### WORK INSTRUCTION
Filter these entries down to lines holding "JSON".

### RECORDS FOR THIS TASK
━━━━

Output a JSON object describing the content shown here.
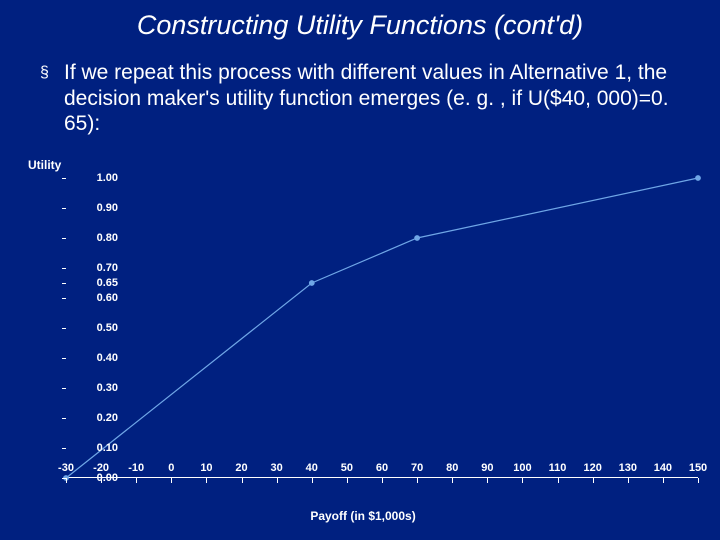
{
  "title": "Constructing Utility Functions (cont'd)",
  "bullet_symbol": "§",
  "body_text": "If we repeat this process with different values in Alternative 1, the decision maker's utility function emerges (e. g. , if U($40, 000)=0. 65):",
  "y_axis_title": "Utility",
  "x_axis_title": "Payoff (in $1,000s)",
  "chart_data": {
    "type": "line",
    "title": "",
    "xlabel": "Payoff (in $1,000s)",
    "ylabel": "Utility",
    "xlim": [
      -30,
      150
    ],
    "ylim": [
      0.0,
      1.0
    ],
    "x_ticks": [
      -30,
      -20,
      -10,
      0,
      10,
      20,
      30,
      40,
      50,
      60,
      70,
      80,
      90,
      100,
      110,
      120,
      130,
      140,
      150
    ],
    "y_ticks": [
      "0.00",
      "0.10",
      "0.20",
      "0.30",
      "0.40",
      "0.50",
      "0.60",
      "0.65",
      "0.70",
      "0.80",
      "0.90",
      "1.00"
    ],
    "y_tick_values": [
      0.0,
      0.1,
      0.2,
      0.3,
      0.4,
      0.5,
      0.6,
      0.65,
      0.7,
      0.8,
      0.9,
      1.0
    ],
    "series": [
      {
        "name": "Utility",
        "x": [
          -30,
          40,
          70,
          150
        ],
        "y": [
          0.0,
          0.65,
          0.8,
          1.0
        ]
      }
    ]
  }
}
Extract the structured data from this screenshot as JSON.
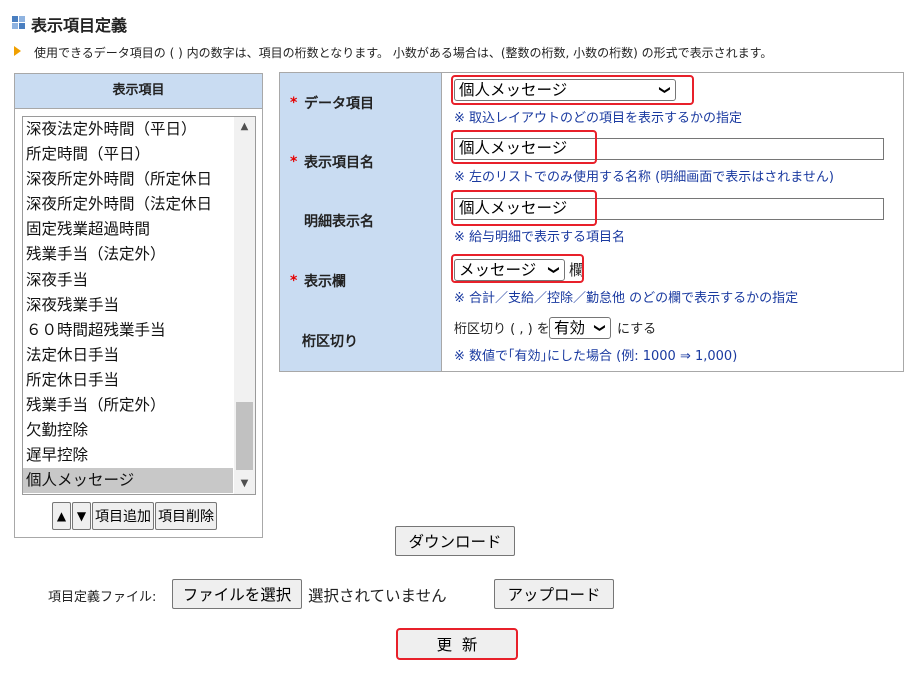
{
  "header": {
    "title": "表示項目定義",
    "note": "使用できるデータ項目の ( ) 内の数字は、項目の桁数となります。 小数がある場合は、(整数の桁数, 小数の桁数) の形式で表示されます。"
  },
  "left_panel": {
    "header": "表示項目",
    "items": [
      "深夜法定外時間（平日）",
      "所定時間（平日）",
      "深夜所定外時間（所定休日",
      "深夜所定外時間（法定休日",
      "固定残業超過時間",
      "残業手当（法定外）",
      "深夜手当",
      "深夜残業手当",
      "６０時間超残業手当",
      "法定休日手当",
      "所定休日手当",
      "残業手当（所定外）",
      "欠勤控除",
      "遅早控除",
      "個人メッセージ"
    ],
    "selected_item": "個人メッセージ",
    "up_label": "▲",
    "down_label": "▼",
    "add_label": "項目追加",
    "delete_label": "項目削除"
  },
  "form": {
    "required_mark": "*",
    "data_item": {
      "label": "データ項目",
      "value": "個人メッセージ",
      "hint": "※ 取込レイアウトのどの項目を表示するかの指定"
    },
    "display_name": {
      "label": "表示項目名",
      "value": "個人メッセージ",
      "hint": "※ 左のリストでのみ使用する名称 (明細画面で表示はされません)"
    },
    "detail_name": {
      "label": "明細表示名",
      "value": "個人メッセージ",
      "hint": "※ 給与明細で表示する項目名"
    },
    "display_column": {
      "label": "表示欄",
      "value": "メッセージ",
      "suffix": "欄",
      "hint": "※ 合計／支給／控除／勤怠他 のどの欄で表示するかの指定"
    },
    "separator": {
      "label": "桁区切り",
      "prefix": "桁区切り ( , ) を",
      "value": "有効",
      "suffix": "にする",
      "hint": "※ 数値で｢有効｣にした場合 (例: 1000 ⇒ 1,000)"
    }
  },
  "actions": {
    "download": "ダウンロード",
    "file_label": "項目定義ファイル:",
    "choose_file": "ファイルを選択",
    "no_file": "選択されていません",
    "upload": "アップロード",
    "update": "更  新"
  },
  "colors": {
    "label_bg": "#c9dcf2",
    "hint_text": "#1a3aa0",
    "required": "#e60000",
    "highlight": "#e8202a",
    "bullet": "#f0a000"
  }
}
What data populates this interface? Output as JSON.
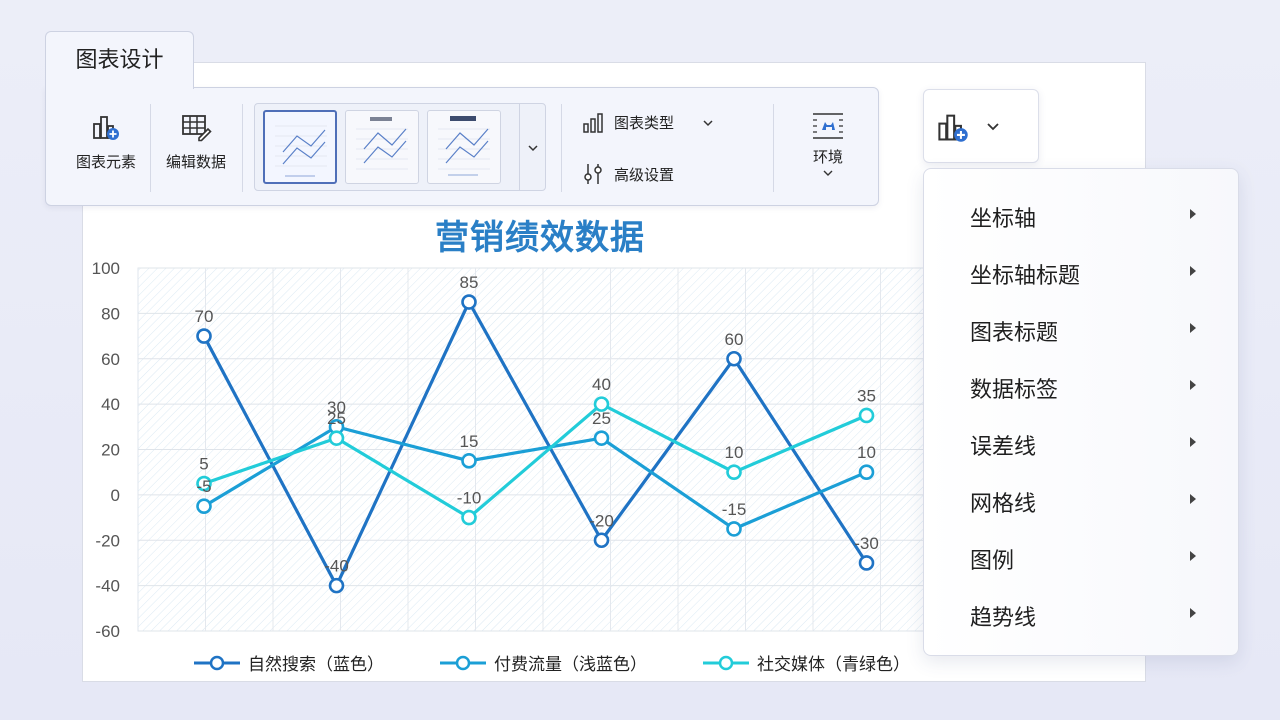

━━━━

### EXERCISE ANSWER
Output a JSON object describing the content shown here.
Extract the structured data from this screenshot as JSON.
What data populates this interface? Output as JSON.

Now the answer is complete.